» **Exercise instructions**: Every line from the one with "What data populates" to the end of the entries, both included, is to be copied exactly; the other lines stay out.

Web page and app entries:
======

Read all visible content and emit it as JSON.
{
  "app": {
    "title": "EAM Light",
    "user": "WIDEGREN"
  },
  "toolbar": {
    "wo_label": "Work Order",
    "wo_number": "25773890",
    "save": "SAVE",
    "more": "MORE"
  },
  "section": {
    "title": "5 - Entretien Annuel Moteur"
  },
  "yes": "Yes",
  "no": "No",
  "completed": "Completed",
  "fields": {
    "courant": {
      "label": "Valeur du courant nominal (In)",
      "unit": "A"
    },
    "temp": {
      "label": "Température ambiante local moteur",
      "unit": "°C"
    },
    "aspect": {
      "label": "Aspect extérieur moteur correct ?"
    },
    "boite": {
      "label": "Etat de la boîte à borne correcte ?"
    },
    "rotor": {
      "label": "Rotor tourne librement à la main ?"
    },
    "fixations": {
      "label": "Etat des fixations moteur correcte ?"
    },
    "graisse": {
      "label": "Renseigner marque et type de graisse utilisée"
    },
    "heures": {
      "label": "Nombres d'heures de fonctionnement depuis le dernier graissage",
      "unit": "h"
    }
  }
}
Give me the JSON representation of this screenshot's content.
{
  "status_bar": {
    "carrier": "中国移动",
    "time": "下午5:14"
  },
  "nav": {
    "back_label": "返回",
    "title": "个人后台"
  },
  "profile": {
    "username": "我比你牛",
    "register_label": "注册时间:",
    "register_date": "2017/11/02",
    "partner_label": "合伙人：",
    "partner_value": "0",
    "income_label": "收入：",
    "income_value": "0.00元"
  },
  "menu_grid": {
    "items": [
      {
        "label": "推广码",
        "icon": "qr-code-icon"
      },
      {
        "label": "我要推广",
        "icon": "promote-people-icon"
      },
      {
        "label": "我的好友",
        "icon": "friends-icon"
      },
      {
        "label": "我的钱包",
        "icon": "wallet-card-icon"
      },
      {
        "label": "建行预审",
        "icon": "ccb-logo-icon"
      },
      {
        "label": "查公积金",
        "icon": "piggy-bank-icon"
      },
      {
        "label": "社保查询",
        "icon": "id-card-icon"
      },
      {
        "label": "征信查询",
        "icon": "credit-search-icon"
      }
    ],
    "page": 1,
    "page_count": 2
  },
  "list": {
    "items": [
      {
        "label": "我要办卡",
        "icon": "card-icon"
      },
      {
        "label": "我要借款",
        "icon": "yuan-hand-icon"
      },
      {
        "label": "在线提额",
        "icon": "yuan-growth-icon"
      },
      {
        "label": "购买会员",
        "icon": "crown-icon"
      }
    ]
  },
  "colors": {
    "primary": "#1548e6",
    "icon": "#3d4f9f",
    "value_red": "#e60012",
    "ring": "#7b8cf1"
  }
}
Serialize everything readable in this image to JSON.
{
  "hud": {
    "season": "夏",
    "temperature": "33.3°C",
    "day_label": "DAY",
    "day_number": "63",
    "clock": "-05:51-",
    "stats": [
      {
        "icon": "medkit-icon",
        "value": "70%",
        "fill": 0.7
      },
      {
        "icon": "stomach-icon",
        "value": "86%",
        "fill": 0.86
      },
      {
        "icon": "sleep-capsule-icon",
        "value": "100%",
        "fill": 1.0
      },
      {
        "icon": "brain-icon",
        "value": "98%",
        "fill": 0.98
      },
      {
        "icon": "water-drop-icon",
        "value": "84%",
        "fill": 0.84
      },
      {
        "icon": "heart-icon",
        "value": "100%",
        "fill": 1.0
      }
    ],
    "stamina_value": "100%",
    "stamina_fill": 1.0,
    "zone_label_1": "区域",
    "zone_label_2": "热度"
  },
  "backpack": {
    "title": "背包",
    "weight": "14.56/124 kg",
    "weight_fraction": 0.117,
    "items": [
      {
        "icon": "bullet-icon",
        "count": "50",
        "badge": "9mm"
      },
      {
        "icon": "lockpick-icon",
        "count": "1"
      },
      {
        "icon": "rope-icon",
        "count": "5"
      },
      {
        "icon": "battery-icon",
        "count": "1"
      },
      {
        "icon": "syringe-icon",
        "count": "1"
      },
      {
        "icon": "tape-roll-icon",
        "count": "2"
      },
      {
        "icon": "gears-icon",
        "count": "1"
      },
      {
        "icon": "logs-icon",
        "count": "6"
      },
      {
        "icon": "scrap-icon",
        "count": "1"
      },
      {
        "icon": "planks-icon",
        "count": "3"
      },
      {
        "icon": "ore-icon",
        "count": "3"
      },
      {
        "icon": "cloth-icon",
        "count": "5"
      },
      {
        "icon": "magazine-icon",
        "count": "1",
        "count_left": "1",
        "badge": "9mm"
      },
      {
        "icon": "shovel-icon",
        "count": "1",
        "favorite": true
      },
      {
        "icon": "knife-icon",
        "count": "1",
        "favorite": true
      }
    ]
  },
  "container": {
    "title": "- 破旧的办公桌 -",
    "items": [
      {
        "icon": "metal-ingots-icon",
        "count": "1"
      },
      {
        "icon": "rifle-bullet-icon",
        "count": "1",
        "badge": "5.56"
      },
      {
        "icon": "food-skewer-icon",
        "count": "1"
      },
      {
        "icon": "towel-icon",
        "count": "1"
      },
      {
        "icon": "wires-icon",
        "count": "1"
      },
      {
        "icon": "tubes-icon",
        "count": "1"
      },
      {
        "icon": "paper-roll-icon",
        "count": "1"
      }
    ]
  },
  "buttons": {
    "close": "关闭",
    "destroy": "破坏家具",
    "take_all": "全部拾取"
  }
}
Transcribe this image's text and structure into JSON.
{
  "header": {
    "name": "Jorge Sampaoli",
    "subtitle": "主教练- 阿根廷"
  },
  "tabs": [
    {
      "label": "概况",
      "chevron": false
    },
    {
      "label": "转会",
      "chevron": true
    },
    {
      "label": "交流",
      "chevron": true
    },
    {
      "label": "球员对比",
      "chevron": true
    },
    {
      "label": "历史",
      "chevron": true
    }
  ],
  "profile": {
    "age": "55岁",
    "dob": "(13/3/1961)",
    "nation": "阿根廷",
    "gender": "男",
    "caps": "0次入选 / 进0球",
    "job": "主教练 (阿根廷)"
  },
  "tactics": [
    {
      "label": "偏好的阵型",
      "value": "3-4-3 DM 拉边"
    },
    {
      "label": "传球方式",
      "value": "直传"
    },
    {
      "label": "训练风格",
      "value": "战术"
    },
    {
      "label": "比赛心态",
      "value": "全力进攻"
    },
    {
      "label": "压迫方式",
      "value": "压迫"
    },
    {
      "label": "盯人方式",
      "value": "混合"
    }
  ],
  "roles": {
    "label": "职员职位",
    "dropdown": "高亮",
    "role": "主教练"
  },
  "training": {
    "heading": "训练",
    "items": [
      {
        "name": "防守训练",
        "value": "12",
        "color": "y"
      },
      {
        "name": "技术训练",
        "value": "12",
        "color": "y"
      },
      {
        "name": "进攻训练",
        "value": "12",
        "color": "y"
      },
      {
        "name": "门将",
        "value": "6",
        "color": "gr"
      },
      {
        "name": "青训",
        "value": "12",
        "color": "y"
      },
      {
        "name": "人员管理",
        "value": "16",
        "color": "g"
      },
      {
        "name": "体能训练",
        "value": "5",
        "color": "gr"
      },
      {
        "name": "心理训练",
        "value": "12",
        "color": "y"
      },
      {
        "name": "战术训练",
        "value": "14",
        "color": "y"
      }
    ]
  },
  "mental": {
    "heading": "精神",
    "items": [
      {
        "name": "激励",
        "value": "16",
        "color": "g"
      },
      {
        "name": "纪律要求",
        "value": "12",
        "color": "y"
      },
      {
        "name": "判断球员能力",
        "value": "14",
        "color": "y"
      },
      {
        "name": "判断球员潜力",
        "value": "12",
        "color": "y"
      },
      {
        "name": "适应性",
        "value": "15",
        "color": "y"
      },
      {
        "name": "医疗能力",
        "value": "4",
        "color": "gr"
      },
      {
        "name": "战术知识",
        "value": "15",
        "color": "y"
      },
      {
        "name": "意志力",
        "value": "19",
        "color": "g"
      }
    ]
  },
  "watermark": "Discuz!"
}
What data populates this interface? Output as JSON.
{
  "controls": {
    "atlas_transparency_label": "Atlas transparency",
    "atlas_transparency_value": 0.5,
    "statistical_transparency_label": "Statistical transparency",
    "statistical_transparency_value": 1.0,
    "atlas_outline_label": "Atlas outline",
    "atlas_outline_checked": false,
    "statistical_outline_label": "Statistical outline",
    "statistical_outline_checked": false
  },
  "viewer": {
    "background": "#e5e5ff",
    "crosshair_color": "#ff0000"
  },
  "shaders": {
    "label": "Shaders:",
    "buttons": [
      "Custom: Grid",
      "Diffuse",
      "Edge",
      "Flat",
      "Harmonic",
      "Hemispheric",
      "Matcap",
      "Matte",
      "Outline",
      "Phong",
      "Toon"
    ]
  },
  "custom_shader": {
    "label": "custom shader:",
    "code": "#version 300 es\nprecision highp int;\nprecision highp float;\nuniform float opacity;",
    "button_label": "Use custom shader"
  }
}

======

» **Task response**:
What data populates this interface? Output as JSON.
{
  "controls": {
    "atlas_transparency_label": "Atlas transparency",
    "atlas_transparency_value": 0.5,
    "statistical_transparency_label": "Statistical transparency",
    "statistical_transparency_value": 1.0,
    "atlas_outline_label": "Atlas outline",
    "atlas_outline_checked": false,
    "statistical_outline_label": "Statistical outline",
    "statistical_outline_checked": false
  },
  "viewer": {
    "background": "#e5e5ff",
    "crosshair_color": "#ff0000"
  },
  "shaders": {
    "label": "Shaders:",
    "buttons": [
      "Custom: Grid",
      "Diffuse",
      "Edge",
      "Flat",
      "Harmonic",
      "Hemispheric",
      "Matcap",
      "Matte",
      "Outline",
      "Phong",
      "Toon"
    ]
  },
  "custom_shader": {
    "label": "custom shader:",
    "code": "#version 300 es\nprecision highp int;\nprecision highp float;\nuniform float opacity;",
    "button_label": "Use custom shader"
  }
}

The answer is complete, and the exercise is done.